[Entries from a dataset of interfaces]
==========
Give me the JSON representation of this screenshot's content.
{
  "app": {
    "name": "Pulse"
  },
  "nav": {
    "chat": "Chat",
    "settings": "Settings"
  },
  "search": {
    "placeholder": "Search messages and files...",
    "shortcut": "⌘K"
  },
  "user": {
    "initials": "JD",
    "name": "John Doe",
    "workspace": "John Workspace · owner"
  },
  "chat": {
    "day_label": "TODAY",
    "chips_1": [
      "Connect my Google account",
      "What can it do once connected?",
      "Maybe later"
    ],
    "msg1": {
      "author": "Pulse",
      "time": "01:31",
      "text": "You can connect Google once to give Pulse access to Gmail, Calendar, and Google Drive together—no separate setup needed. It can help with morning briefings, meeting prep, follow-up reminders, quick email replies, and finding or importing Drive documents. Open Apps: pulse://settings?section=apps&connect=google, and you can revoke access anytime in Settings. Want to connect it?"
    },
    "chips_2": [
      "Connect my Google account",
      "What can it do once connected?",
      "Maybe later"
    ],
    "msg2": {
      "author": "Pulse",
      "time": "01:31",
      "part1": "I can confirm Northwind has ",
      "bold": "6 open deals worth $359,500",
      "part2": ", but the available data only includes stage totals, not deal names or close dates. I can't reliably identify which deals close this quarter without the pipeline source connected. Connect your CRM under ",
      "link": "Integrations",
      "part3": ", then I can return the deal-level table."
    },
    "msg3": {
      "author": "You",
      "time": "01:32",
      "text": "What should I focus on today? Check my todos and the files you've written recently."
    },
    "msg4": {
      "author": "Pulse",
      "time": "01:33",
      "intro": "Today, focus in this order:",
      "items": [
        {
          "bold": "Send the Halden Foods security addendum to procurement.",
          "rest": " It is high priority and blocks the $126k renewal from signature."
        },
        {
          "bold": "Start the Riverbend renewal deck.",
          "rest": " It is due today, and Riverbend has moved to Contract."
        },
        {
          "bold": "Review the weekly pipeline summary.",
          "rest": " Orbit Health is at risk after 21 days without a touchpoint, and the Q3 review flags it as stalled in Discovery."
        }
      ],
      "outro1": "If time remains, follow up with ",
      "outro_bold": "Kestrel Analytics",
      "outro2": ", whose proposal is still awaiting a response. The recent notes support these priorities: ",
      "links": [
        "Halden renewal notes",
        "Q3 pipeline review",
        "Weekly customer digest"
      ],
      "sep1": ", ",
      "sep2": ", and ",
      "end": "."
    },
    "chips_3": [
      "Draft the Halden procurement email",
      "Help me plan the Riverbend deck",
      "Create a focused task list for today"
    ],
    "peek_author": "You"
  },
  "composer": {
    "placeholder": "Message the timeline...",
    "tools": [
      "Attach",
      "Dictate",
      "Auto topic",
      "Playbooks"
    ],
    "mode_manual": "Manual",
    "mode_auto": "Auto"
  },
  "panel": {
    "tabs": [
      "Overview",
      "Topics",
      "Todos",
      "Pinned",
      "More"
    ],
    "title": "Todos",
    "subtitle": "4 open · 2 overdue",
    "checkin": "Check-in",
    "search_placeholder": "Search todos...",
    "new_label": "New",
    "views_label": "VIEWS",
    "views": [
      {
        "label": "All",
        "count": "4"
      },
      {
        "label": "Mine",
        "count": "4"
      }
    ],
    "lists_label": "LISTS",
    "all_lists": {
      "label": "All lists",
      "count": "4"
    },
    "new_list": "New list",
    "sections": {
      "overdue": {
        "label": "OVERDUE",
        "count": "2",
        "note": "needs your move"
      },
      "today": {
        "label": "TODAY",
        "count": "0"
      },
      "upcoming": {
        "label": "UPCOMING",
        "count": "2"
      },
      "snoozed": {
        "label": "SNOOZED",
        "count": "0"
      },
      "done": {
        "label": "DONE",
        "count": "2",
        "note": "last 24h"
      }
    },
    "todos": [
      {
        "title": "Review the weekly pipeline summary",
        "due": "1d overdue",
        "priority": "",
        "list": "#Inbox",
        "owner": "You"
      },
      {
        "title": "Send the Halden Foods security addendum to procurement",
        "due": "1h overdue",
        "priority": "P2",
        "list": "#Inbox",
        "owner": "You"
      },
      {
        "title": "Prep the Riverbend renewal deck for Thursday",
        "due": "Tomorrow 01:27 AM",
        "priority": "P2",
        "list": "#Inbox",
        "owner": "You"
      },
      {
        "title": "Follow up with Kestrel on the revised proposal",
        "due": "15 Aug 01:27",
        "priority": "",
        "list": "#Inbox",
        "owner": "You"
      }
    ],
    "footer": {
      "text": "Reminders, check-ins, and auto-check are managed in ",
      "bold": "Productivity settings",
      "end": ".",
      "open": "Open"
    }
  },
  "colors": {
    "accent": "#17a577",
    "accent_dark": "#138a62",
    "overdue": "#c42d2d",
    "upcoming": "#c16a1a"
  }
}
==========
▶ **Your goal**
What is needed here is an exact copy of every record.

▶ **Answer section**
Give me the JSON representation of this screenshot's content.
{
  "app": {
    "name": "Pulse"
  },
  "nav": {
    "chat": "Chat",
    "settings": "Settings"
  },
  "search": {
    "placeholder": "Search messages and files...",
    "shortcut": "⌘K"
  },
  "user": {
    "initials": "JD",
    "name": "John Doe",
    "workspace": "John Workspace · owner"
  },
  "chat": {
    "day_label": "TODAY",
    "chips_1": [
      "Connect my Google account",
      "What can it do once connected?",
      "Maybe later"
    ],
    "msg1": {
      "author": "Pulse",
      "time": "01:31",
      "text": "You can connect Google once to give Pulse access to Gmail, Calendar, and Google Drive together—no separate setup needed. It can help with morning briefings, meeting prep, follow-up reminders, quick email replies, and finding or importing Drive documents. Open Apps: pulse://settings?section=apps&connect=google, and you can revoke access anytime in Settings. Want to connect it?"
    },
    "chips_2": [
      "Connect my Google account",
      "What can it do once connected?",
      "Maybe later"
    ],
    "msg2": {
      "author": "Pulse",
      "time": "01:31",
      "part1": "I can confirm Northwind has ",
      "bold": "6 open deals worth $359,500",
      "part2": ", but the available data only includes stage totals, not deal names or close dates. I can't reliably identify which deals close this quarter without the pipeline source connected. Connect your CRM under ",
      "link": "Integrations",
      "part3": ", then I can return the deal-level table."
    },
    "msg3": {
      "author": "You",
      "time": "01:32",
      "text": "What should I focus on today? Check my todos and the files you've written recently."
    },
    "msg4": {
      "author": "Pulse",
      "time": "01:33",
      "intro": "Today, focus in this order:",
      "items": [
        {
          "bold": "Send the Halden Foods security addendum to procurement.",
          "rest": " It is high priority and blocks the $126k renewal from signature."
        },
        {
          "bold": "Start the Riverbend renewal deck.",
          "rest": " It is due today, and Riverbend has moved to Contract."
        },
        {
          "bold": "Review the weekly pipeline summary.",
          "rest": " Orbit Health is at risk after 21 days without a touchpoint, and the Q3 review flags it as stalled in Discovery."
        }
      ],
      "outro1": "If time remains, follow up with ",
      "outro_bold": "Kestrel Analytics",
      "outro2": ", whose proposal is still awaiting a response. The recent notes support these priorities: ",
      "links": [
        "Halden renewal notes",
        "Q3 pipeline review",
        "Weekly customer digest"
      ],
      "sep1": ", ",
      "sep2": ", and ",
      "end": "."
    },
    "chips_3": [
      "Draft the Halden procurement email",
      "Help me plan the Riverbend deck",
      "Create a focused task list for today"
    ],
    "peek_author": "You"
  },
  "composer": {
    "placeholder": "Message the timeline...",
    "tools": [
      "Attach",
      "Dictate",
      "Auto topic",
      "Playbooks"
    ],
    "mode_manual": "Manual",
    "mode_auto": "Auto"
  },
  "panel": {
    "tabs": [
      "Overview",
      "Topics",
      "Todos",
      "Pinned",
      "More"
    ],
    "title": "Todos",
    "subtitle": "4 open · 2 overdue",
    "checkin": "Check-in",
    "search_placeholder": "Search todos...",
    "new_label": "New",
    "views_label": "VIEWS",
    "views": [
      {
        "label": "All",
        "count": "4"
      },
      {
        "label": "Mine",
        "count": "4"
      }
    ],
    "lists_label": "LISTS",
    "all_lists": {
      "label": "All lists",
      "count": "4"
    },
    "new_list": "New list",
    "sections": {
      "overdue": {
        "label": "OVERDUE",
        "count": "2",
        "note": "needs your move"
      },
      "today": {
        "label": "TODAY",
        "count": "0"
      },
      "upcoming": {
        "label": "UPCOMING",
        "count": "2"
      },
      "snoozed": {
        "label": "SNOOZED",
        "count": "0"
      },
      "done": {
        "label": "DONE",
        "count": "2",
        "note": "last 24h"
      }
    },
    "todos": [
      {
        "title": "Review the weekly pipeline summary",
        "due": "1d overdue",
        "priority": "",
        "list": "#Inbox",
        "owner": "You"
      },
      {
        "title": "Send the Halden Foods security addendum to procurement",
        "due": "1h overdue",
        "priority": "P2",
        "list": "#Inbox",
        "owner": "You"
      },
      {
        "title": "Prep the Riverbend renewal deck for Thursday",
        "due": "Tomorrow 01:27 AM",
        "priority": "P2",
        "list": "#Inbox",
        "owner": "You"
      },
      {
        "title": "Follow up with Kestrel on the revised proposal",
        "due": "15 Aug 01:27",
        "priority": "",
        "list": "#Inbox",
        "owner": "You"
      }
    ],
    "footer": {
      "text": "Reminders, check-ins, and auto-check are managed in ",
      "bold": "Productivity settings",
      "end": ".",
      "open": "Open"
    }
  },
  "colors": {
    "accent": "#17a577",
    "accent_dark": "#138a62",
    "overdue": "#c42d2d",
    "upcoming": "#c16a1a"
  }
}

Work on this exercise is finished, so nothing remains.